**WHAT YOU HAVE TO DO:**
Scan the records for "name". Show the matching lines.

**Items listed in a dataset:**
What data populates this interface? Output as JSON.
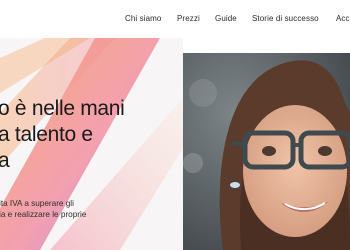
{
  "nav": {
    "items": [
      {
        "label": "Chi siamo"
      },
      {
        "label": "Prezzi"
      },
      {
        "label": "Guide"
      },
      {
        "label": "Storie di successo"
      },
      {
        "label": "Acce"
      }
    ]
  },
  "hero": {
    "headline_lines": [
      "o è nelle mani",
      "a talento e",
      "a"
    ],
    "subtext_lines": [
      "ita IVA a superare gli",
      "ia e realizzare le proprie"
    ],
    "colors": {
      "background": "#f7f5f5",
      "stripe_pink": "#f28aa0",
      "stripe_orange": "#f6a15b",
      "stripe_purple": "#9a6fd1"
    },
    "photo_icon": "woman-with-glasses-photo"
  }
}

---

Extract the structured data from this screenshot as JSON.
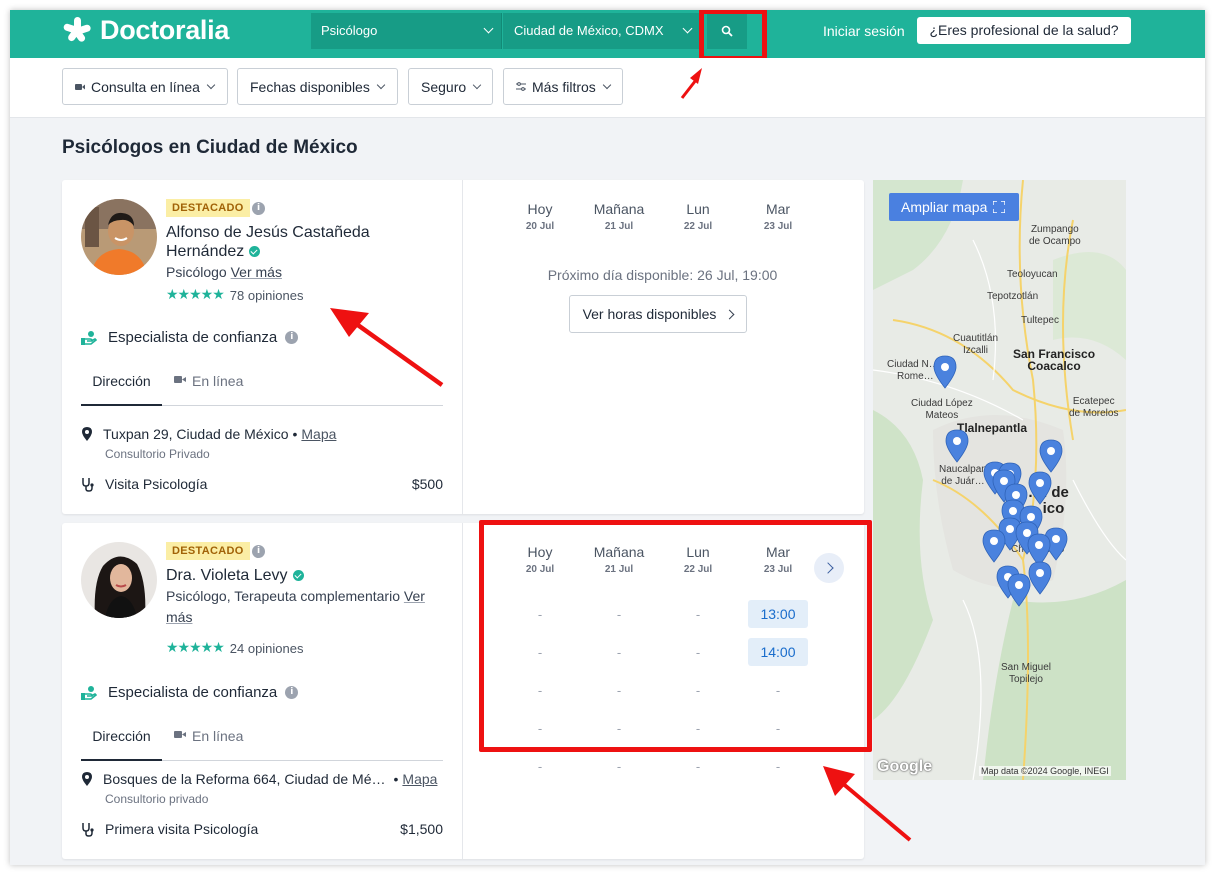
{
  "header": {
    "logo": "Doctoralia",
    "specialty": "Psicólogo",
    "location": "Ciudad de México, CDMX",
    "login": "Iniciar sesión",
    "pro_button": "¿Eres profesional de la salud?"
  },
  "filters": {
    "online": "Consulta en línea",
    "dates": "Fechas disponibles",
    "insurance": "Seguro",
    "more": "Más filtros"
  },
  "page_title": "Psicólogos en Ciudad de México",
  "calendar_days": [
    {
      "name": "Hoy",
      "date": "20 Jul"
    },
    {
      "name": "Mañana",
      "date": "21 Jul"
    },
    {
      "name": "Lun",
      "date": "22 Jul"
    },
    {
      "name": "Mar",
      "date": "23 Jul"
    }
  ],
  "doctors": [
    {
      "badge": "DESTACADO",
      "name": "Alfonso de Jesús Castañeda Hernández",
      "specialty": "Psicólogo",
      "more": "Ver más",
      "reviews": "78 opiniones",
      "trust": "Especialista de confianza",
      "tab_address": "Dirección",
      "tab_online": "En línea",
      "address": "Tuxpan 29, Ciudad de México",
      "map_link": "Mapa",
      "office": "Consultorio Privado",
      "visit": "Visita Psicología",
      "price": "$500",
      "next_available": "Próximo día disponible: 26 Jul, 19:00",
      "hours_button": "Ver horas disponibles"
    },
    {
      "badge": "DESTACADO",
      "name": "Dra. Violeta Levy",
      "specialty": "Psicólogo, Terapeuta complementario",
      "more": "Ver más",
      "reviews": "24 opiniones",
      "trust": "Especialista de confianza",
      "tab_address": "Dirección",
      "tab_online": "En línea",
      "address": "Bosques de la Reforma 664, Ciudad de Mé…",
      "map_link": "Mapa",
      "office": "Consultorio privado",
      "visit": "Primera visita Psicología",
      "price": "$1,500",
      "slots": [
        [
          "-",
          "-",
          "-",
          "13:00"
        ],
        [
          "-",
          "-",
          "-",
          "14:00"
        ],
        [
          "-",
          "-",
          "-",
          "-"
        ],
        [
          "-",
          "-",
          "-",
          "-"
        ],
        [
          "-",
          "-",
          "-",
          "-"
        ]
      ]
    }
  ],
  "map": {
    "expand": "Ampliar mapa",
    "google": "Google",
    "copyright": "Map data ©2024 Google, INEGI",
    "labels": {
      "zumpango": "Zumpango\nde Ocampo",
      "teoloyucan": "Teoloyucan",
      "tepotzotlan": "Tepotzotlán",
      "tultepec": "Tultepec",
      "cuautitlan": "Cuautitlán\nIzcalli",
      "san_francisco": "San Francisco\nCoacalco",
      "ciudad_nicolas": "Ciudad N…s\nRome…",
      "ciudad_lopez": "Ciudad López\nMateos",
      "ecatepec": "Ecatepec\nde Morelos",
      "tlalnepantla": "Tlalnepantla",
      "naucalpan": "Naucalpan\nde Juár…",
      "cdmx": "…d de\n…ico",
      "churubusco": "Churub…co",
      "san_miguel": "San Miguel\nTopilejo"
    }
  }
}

**EXERCISE ANSWER:**
      "name": "Hoy",
      "name": "Mañana",
      "name": "Lun",
      "name": "Mar",
      "name": "Alfonso de Jesús Castañeda Hernández",
      "name": "Dra. Violeta Levy",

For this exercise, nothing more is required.